Our assistive technology team has made it a top priority to educate families and community partners in the benefits of assistive technology. In the Q&A below, Barbara Lent, speech-language pathologist and manager of our assistive technology and Brook Road therapy teams, responds to some of the questions she’s often asked about this specialized communication equipment and how different (or similar) the conversation process may be when using it.
The United States Assistive Technology Act of 1998 defines AT as “any product, device or equipment, whether acquired commercially, modified or customized, that is used to maintain, increase or improve the functional capabilities of individuals with disabilities.” This technology can run the gamut from touchscreen computers and screen magnifiers to power wheelchairs, communication devices controlled by eye or head movement and much, much more.
AAC may or may not involve technology, and is described as a set of tools and strategies that an individual uses to solve everyday communicative challenges. These may supplement existing speech or replace speech that is not functional. AAC may involve no tech (gestures), low tech (picture board) or high tech (synthesized speech on a device) options or a combination of all three.
Who uses AT and AAC?
Lots of people. Adults and children who may have medical, physical or cognitive challenges that require technology to increase independence often utilize AT and AAC. They may use this technology to have a conversation with someone, to move from one place to another or to organize their day. The applications of AT and AAC are endless and this technology makes an enormous difference in the lives of those who use it.
What can I do if I meet someone who uses AT or AAC?
First and most importantly, remember the Golden Rule: Treat others as you would like to be treated. This applies to children as well as adults! Individuals with communication or mobility challenges want to interact just as much as you or I do. While the process may be a little different, it also may be more alike than you realize.
- Smile. Say hello. If the situation calls for it, start a conversation.
- Speak directly to the person, not to their companion or their wheelchair. If they’re using a communication aide, don’t look over their shoulder as they type or point.
- Speak at your normal pace, volume and tone of voice. Don’t assume that the person can’t hear or understand you.
- If the person uses pictures, a keyboard or something in addition to their voice to communicate, give them a chance to respond to you. Extra time may be all that person needs to be able to chat with you. Ask the person to show you how they communicate.
- Take turns in the conversation.
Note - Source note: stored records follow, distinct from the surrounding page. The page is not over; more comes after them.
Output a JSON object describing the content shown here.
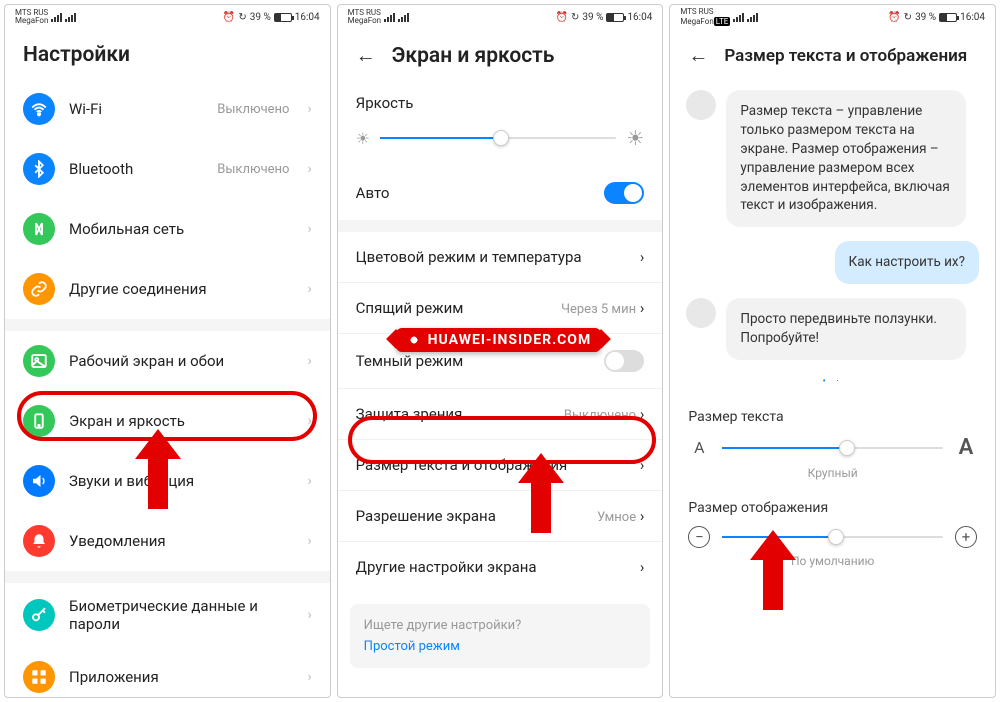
{
  "status": {
    "carrier1": "MTS RUS",
    "carrier2": "MegaFon",
    "battery_text": "39 %",
    "time": "16:04",
    "alarm": "⏰"
  },
  "watermark": "HUAWEI-INSIDER.COM",
  "phone1": {
    "title": "Настройки",
    "items": [
      {
        "label": "Wi-Fi",
        "value": "Выключено",
        "color": "c-blue",
        "icon": "wifi"
      },
      {
        "label": "Bluetooth",
        "value": "Выключено",
        "color": "c-blue",
        "icon": "bt"
      },
      {
        "label": "Мобильная сеть",
        "value": "",
        "color": "c-green",
        "icon": "mobile"
      },
      {
        "label": "Другие соединения",
        "value": "",
        "color": "c-orange",
        "icon": "link"
      },
      {
        "label": "Рабочий экран и обои",
        "value": "",
        "color": "c-green",
        "icon": "home"
      },
      {
        "label": "Экран и яркость",
        "value": "",
        "color": "c-green",
        "icon": "display"
      },
      {
        "label": "Звуки и вибрация",
        "value": "",
        "color": "c-darkblue",
        "icon": "sound"
      },
      {
        "label": "Уведомления",
        "value": "",
        "color": "c-red",
        "icon": "bell"
      },
      {
        "label": "Биометрические данные и пароли",
        "value": "",
        "color": "c-teal",
        "icon": "lock"
      },
      {
        "label": "Приложения",
        "value": "",
        "color": "c-orange",
        "icon": "apps"
      }
    ]
  },
  "phone2": {
    "title": "Экран и яркость",
    "brightness_label": "Яркость",
    "brightness_value": 50,
    "auto_label": "Авто",
    "auto_on": true,
    "rows": [
      {
        "label": "Цветовой режим и температура",
        "value": ""
      },
      {
        "label": "Спящий режим",
        "value": "Через 5 мин"
      },
      {
        "label": "Темный режим",
        "value": "",
        "toggle_off": true
      },
      {
        "label": "Защита зрения",
        "value": "Выключено"
      },
      {
        "label": "Размер текста и отображения",
        "value": ""
      },
      {
        "label": "Разрешение экрана",
        "value": "Умное"
      },
      {
        "label": "Другие настройки экрана",
        "value": ""
      }
    ],
    "footer_q": "Ищете другие настройки?",
    "footer_link": "Простой режим"
  },
  "phone3": {
    "title": "Размер текста и отображения",
    "msg1": "Размер текста – управление только размером текста на экране. Размер отображения – управление размером всех элементов интерфейса, включая текст и изображения.",
    "msg2": "Как настроить их?",
    "msg3": "Просто передвиньте ползунки. Попробуйте!",
    "text_size_label": "Размер текста",
    "text_size_caption": "Крупный",
    "text_size_value": 55,
    "display_size_label": "Размер отображения",
    "display_size_caption": "По умолчанию",
    "display_size_value": 50
  }
}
Don’t feel like you need to do all the talking. Wait to give them a chance to respond.
- If you don’t understand what someone is saying, don’t pretend that you do. Let them know what part you didn’t understand. Ask for clues. If you still can’t understand, don’t worry about it, just tell the person you’re sorry and will try again later.
- If the person uses a wheelchair, respect personal space. Don’t touch the chair or try to assist without asking first.
- Talk about something other than the wheelchair. Though you may find it fascinating, the person using it probably thinks of it as just a way to get from one place to another. Don’t offer driving tips or comment on their speed or method of driving. No one likes a backseat driver!
Above all, when you encounter someone who is using technology for communication or mobility, don’t avoid the person or the chance to get to know them better. Just relax, smile and say hello. Get to know them a bit. Don’t be too concerned that you will say or do something wrong. Just treat them as you would like to be treated and enjoy the chance to meet someone new!
By Barbara Lent, speech-language pathologist and manager, assistive technology and Brook Road Therapy teams
Our assistive technology team created Recipes for Success, a program that provides caregiver training in practical, everyday activities that reinforce the use of technology. Individuals using AT and AAC can only be successful with the support of the people they interact with every day – at home, at school, at work and in the community at large – and it is a top priority of our team to educate families and community partners about this technology.
Communicating with a person who uses AAC. Augmentative Communication Community Partnerships Canada, 2008
Etiquette for communicating with a person who uses AAC. Augmentative Communication Community Partnerships Canada, 2010. www.accpc.ca
Kassenbrock,R. 4 Things not to do when interacting with someone who uses a communication device. The Mighty, 2015.
Wheelchair etiquette. https://kdsmartchair.com/pages/wheelchair-etiquette
Corbitt, A. Wheelchair etiquette in 8 easy steps. https://www.paraquad.org/blog